- **Task goal**
Your answer should be one number, the count of lines in the data that hold "cinema".

BEGIN

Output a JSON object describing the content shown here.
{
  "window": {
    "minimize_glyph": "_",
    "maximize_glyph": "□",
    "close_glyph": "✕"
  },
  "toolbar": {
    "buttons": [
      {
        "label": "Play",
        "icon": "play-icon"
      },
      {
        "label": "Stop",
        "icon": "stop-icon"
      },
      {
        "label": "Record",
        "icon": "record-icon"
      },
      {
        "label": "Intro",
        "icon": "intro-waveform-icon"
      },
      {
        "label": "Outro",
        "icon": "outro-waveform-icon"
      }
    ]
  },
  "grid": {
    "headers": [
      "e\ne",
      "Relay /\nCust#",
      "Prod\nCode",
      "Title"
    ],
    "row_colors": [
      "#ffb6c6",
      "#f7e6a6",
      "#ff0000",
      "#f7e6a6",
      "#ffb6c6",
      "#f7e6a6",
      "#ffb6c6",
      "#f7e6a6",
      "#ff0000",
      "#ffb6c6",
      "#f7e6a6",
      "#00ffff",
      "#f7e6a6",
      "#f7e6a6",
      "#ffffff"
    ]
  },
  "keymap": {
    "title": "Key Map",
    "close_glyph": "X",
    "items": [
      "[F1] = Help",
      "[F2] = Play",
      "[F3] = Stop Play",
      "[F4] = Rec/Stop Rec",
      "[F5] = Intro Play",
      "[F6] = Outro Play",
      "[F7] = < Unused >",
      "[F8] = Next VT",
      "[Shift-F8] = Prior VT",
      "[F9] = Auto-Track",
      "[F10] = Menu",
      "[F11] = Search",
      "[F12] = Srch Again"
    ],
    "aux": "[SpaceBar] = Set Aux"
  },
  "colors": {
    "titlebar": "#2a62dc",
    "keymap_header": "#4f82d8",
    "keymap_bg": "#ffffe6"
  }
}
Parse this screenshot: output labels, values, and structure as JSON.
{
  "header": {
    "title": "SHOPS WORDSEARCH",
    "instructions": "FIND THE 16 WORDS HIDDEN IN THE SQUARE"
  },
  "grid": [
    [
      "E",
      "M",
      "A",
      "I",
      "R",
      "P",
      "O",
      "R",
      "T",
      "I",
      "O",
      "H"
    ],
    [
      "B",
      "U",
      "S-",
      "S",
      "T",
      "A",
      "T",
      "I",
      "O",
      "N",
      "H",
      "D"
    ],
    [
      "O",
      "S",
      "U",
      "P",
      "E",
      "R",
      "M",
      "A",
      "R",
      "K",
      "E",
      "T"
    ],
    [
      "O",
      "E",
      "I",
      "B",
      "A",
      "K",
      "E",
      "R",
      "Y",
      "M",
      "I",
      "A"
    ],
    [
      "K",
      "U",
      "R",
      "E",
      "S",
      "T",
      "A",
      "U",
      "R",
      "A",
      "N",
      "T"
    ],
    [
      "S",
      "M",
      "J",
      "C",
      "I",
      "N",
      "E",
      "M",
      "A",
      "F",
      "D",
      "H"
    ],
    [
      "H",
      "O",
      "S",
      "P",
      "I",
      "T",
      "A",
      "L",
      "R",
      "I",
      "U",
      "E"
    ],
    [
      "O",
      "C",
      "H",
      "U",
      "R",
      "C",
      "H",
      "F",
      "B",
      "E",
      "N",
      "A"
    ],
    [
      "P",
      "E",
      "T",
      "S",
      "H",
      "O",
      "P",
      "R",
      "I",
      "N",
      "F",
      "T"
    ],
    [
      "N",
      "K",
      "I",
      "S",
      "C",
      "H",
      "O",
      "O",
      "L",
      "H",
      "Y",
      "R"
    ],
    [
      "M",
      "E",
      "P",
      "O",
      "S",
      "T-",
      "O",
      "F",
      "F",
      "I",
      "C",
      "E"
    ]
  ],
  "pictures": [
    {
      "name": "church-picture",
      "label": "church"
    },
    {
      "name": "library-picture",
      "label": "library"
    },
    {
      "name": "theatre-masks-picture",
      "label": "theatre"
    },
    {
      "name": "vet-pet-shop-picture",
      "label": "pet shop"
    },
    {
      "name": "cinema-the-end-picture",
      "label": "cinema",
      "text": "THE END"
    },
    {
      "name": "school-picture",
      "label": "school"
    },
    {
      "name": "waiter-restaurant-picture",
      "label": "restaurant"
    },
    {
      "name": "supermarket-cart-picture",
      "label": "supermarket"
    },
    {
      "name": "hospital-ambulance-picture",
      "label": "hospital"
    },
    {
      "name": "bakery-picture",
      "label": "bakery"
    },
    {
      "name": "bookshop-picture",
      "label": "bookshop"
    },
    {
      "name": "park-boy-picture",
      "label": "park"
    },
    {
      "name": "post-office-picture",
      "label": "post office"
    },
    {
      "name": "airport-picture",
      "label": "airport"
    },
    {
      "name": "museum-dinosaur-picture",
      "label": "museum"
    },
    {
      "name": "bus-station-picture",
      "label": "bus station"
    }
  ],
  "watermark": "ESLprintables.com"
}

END

- **Your solution**
2